● **AIM OF THE EXERCISE**
If a line in the listing below has the string "Optional", copy it out.
::::::::
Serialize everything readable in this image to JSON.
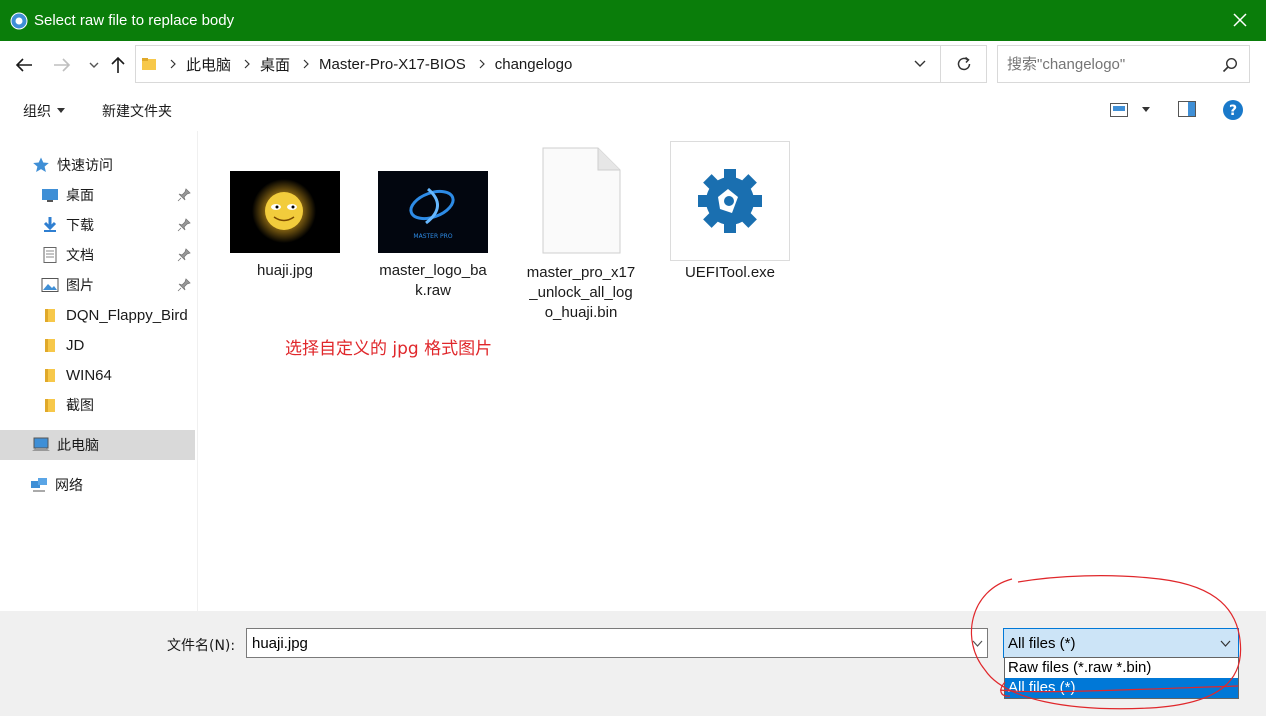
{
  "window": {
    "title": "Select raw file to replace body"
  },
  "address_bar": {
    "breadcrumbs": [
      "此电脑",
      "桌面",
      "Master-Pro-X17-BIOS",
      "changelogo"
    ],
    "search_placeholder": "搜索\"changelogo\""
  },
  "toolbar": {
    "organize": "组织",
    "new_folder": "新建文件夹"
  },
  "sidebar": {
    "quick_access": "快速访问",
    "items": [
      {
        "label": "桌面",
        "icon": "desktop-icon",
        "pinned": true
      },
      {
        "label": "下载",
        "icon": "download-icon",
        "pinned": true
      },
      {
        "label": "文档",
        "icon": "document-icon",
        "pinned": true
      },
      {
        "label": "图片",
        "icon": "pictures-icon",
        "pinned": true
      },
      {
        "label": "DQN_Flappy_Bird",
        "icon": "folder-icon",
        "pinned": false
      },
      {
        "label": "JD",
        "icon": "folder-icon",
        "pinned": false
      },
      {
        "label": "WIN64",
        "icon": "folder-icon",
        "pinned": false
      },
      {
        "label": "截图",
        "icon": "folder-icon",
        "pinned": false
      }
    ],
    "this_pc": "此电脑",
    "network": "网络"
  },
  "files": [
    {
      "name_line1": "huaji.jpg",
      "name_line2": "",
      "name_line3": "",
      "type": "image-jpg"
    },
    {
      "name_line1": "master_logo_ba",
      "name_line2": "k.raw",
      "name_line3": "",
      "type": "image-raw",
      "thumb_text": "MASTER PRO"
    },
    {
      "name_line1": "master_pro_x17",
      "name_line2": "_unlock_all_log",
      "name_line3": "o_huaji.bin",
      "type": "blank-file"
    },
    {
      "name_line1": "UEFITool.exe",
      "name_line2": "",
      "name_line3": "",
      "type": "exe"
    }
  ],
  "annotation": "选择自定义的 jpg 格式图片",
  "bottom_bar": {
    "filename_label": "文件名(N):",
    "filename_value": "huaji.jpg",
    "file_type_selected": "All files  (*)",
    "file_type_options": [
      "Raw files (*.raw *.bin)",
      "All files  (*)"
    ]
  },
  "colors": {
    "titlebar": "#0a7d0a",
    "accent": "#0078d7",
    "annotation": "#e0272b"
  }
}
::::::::
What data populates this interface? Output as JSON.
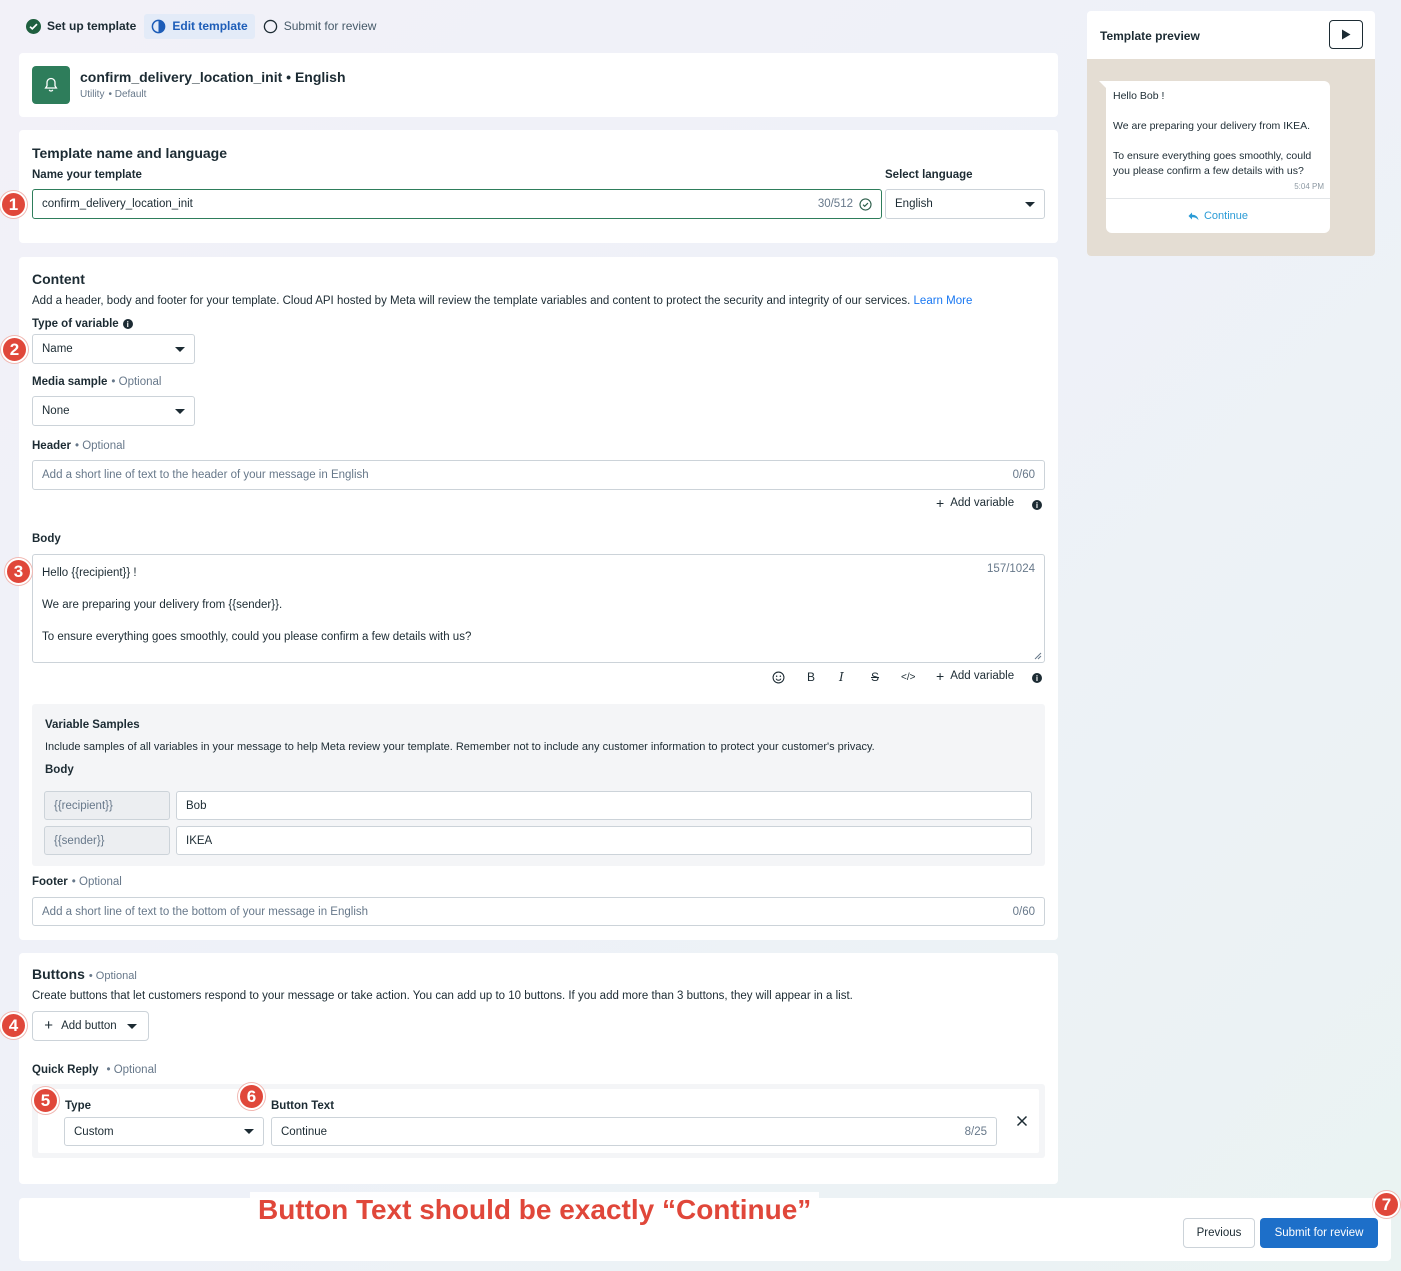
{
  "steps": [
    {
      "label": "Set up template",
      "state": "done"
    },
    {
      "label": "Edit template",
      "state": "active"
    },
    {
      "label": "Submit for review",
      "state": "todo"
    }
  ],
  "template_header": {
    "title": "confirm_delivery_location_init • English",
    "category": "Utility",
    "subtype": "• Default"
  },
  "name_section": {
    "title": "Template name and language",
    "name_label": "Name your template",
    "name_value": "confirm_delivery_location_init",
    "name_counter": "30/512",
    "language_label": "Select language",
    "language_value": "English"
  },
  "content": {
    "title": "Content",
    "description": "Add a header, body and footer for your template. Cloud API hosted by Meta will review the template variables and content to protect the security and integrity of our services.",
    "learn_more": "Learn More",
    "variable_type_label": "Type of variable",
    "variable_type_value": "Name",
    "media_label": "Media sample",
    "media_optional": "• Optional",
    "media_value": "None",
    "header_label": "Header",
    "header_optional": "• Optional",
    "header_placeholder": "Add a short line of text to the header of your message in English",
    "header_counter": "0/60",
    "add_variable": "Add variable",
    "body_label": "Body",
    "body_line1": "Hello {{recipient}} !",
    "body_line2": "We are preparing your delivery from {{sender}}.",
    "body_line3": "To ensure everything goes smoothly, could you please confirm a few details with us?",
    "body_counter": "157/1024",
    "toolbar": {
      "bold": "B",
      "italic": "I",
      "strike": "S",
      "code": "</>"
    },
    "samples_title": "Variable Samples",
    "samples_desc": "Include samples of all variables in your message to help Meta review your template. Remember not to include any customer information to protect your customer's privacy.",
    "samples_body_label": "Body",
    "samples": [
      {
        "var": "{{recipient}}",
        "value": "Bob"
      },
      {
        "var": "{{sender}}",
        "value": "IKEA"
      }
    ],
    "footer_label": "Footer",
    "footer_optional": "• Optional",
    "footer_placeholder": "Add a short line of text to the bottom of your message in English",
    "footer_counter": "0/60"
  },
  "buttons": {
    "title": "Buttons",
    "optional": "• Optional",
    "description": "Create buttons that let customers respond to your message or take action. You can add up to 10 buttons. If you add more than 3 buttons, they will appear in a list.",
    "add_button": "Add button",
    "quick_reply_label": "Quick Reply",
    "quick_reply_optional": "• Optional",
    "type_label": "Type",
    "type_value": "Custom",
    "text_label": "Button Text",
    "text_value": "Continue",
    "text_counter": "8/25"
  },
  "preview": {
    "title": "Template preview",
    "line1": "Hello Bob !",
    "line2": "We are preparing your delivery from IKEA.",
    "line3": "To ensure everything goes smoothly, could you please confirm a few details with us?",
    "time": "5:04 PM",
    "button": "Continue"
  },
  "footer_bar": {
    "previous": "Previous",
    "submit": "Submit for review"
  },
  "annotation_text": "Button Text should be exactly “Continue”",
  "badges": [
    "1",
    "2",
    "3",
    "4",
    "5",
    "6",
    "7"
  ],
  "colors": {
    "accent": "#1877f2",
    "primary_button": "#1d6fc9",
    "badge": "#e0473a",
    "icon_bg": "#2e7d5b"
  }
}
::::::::
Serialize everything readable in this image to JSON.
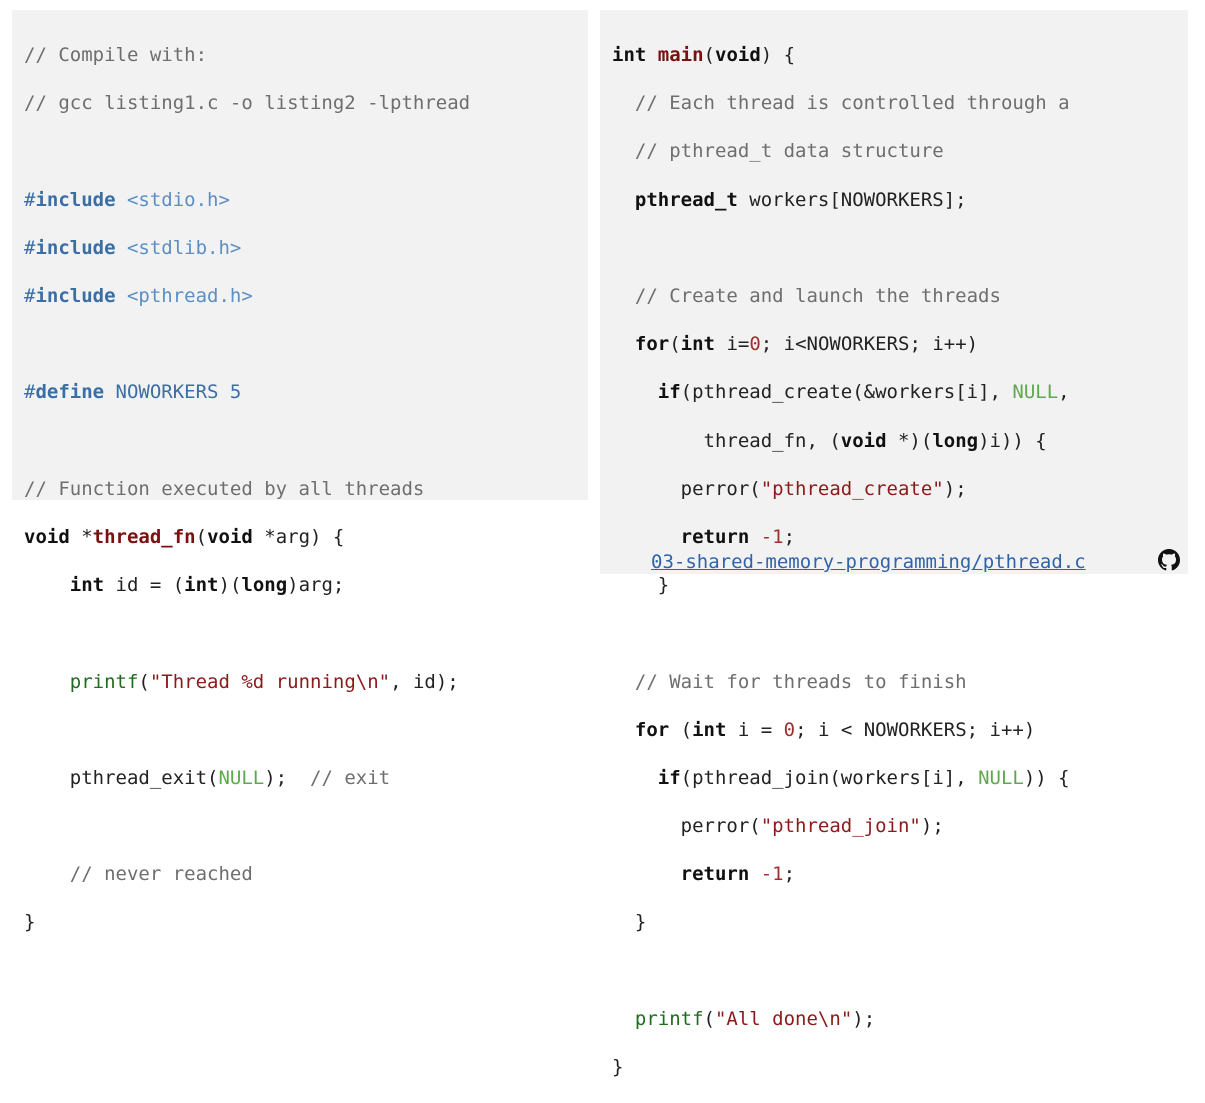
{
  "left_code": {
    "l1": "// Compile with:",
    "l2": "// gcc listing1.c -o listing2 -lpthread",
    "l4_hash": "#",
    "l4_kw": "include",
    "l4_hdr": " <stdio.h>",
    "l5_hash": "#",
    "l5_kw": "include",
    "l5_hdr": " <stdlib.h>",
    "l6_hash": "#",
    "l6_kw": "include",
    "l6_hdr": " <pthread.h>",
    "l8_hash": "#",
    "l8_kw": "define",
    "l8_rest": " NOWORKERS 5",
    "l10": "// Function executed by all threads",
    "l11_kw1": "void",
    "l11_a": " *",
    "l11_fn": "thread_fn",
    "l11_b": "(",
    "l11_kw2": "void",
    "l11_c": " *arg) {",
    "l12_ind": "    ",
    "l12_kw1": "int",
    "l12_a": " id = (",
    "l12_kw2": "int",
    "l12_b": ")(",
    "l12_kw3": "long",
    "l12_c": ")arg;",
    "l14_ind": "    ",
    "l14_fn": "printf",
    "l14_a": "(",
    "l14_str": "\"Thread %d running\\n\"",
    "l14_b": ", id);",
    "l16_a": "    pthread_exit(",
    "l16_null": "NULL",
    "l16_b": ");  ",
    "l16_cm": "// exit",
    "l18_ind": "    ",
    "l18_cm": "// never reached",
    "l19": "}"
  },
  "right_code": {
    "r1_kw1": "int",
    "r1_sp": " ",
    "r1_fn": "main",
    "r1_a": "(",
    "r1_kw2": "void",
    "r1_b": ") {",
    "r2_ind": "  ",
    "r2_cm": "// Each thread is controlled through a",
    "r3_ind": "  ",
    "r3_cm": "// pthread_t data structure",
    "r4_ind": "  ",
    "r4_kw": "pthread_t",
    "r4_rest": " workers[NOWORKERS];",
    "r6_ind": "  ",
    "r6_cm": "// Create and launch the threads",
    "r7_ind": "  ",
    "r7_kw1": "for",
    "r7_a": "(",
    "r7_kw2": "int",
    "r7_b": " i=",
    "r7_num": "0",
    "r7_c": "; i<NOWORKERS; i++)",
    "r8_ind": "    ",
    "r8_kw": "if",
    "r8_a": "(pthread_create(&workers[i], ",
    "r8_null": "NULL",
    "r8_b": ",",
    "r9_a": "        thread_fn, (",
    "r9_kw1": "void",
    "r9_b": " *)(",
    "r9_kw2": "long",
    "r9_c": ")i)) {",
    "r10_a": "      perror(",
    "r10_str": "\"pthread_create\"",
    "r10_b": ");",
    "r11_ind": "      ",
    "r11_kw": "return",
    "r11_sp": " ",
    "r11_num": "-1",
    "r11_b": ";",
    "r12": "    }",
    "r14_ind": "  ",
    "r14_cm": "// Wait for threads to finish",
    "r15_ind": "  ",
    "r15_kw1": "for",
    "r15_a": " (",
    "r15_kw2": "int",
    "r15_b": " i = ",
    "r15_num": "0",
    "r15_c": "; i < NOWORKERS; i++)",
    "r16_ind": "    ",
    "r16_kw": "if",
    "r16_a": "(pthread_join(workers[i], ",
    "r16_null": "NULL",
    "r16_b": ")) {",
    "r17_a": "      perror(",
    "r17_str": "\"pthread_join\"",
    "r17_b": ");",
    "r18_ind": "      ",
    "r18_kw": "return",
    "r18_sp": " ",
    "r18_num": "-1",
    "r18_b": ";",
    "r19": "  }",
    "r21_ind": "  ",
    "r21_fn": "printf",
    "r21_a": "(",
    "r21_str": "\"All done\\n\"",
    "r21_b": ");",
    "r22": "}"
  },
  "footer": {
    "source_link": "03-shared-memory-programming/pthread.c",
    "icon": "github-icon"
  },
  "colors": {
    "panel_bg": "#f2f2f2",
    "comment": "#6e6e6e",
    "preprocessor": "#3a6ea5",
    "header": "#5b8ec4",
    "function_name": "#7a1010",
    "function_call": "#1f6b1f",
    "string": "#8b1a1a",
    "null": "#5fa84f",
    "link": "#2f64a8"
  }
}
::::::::
● **SOLVED EXERCISE**
    "media_optional": "• Optional",
    "header_optional": "• Optional",
    "footer_optional": "• Optional",
    "optional": "• Optional",
    "quick_reply_optional": "• Optional",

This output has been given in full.